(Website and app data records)
────────────────────
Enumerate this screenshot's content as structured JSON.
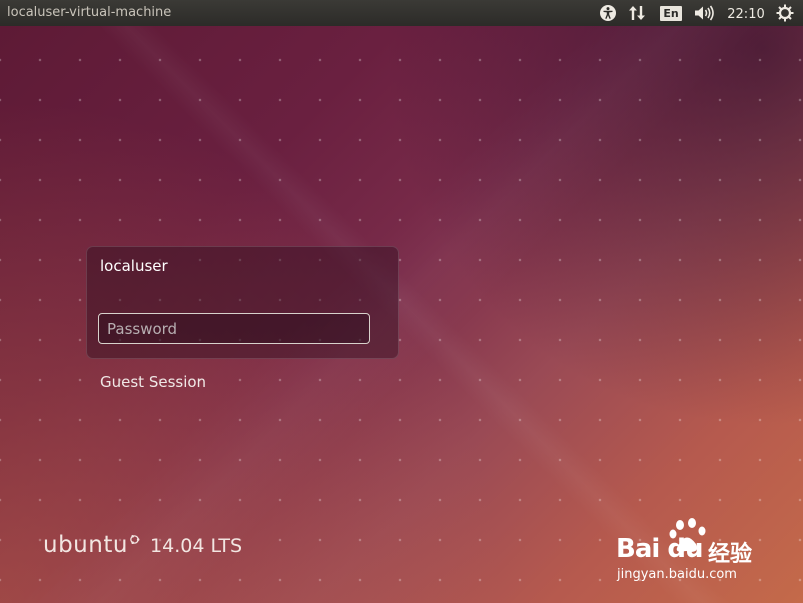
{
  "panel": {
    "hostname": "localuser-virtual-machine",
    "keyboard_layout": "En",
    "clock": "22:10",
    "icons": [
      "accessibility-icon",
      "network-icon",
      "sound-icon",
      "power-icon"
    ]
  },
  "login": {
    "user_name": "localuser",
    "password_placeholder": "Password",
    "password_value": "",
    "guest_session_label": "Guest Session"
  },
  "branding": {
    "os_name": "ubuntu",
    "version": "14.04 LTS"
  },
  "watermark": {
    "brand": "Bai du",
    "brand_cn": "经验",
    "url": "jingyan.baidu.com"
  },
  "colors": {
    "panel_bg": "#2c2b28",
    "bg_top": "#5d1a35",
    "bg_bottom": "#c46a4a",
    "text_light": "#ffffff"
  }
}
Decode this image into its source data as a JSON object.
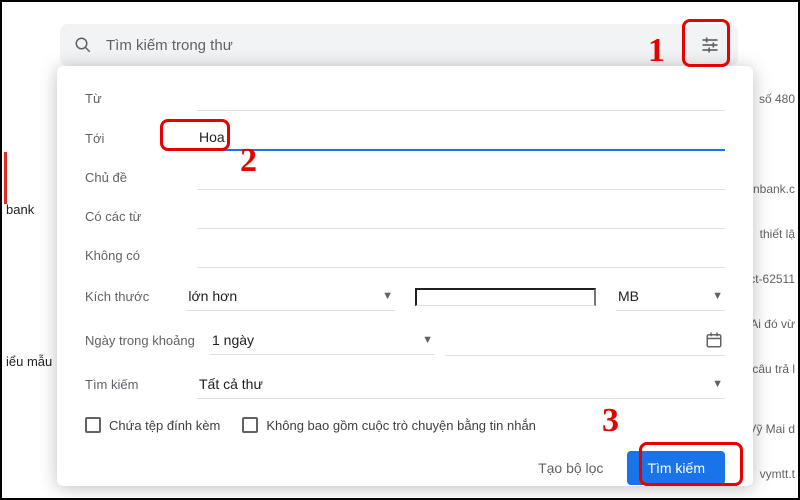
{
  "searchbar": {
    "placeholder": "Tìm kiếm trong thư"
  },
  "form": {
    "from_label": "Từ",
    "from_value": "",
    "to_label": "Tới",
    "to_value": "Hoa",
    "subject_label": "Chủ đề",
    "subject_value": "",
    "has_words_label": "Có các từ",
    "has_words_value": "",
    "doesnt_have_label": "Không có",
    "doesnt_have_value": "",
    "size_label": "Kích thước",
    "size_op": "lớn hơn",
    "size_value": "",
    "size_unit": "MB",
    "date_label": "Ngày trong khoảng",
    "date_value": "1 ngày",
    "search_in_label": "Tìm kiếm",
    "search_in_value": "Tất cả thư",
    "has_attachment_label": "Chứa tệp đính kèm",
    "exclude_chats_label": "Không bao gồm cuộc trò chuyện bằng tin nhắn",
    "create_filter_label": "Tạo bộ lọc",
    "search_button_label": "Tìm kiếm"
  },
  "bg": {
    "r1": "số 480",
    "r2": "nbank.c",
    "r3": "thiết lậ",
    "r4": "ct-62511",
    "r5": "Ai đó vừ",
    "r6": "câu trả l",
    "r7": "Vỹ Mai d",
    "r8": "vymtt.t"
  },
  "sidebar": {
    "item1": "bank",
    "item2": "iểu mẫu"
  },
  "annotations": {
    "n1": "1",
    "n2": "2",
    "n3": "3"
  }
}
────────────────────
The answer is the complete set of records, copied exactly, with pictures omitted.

Enumerate this screenshot's content as structured JSON.
{
  "panel": {
    "hostname": "localuser-virtual-machine",
    "keyboard_layout": "En",
    "clock": "22:10",
    "icons": [
      "accessibility-icon",
      "network-icon",
      "sound-icon",
      "power-icon"
    ]
  },
  "login": {
    "user_name": "localuser",
    "password_placeholder": "Password",
    "password_value": "",
    "guest_session_label": "Guest Session"
  },
  "branding": {
    "os_name": "ubuntu",
    "version": "14.04 LTS"
  },
  "watermark": {
    "brand": "Bai du",
    "brand_cn": "经验",
    "url": "jingyan.baidu.com"
  },
  "colors": {
    "panel_bg": "#2c2b28",
    "bg_top": "#5d1a35",
    "bg_bottom": "#c46a4a",
    "text_light": "#ffffff"
  }
}
Decode this image into its source data as a JSON object.
{
  "searchbar": {
    "placeholder": "Tìm kiếm trong thư"
  },
  "form": {
    "from_label": "Từ",
    "from_value": "",
    "to_label": "Tới",
    "to_value": "Hoa",
    "subject_label": "Chủ đề",
    "subject_value": "",
    "has_words_label": "Có các từ",
    "has_words_value": "",
    "doesnt_have_label": "Không có",
    "doesnt_have_value": "",
    "size_label": "Kích thước",
    "size_op": "lớn hơn",
    "size_value": "",
    "size_unit": "MB",
    "date_label": "Ngày trong khoảng",
    "date_value": "1 ngày",
    "search_in_label": "Tìm kiếm",
    "search_in_value": "Tất cả thư",
    "has_attachment_label": "Chứa tệp đính kèm",
    "exclude_chats_label": "Không bao gồm cuộc trò chuyện bằng tin nhắn",
    "create_filter_label": "Tạo bộ lọc",
    "search_button_label": "Tìm kiếm"
  },
  "bg": {
    "r1": "số 480",
    "r2": "nbank.c",
    "r3": "thiết lậ",
    "r4": "ct-62511",
    "r5": "Ai đó vừ",
    "r6": "câu trả l",
    "r7": "Vỹ Mai d",
    "r8": "vymtt.t"
  },
  "sidebar": {
    "item1": "bank",
    "item2": "iểu mẫu"
  },
  "annotations": {
    "n1": "1",
    "n2": "2",
    "n3": "3"
  }
}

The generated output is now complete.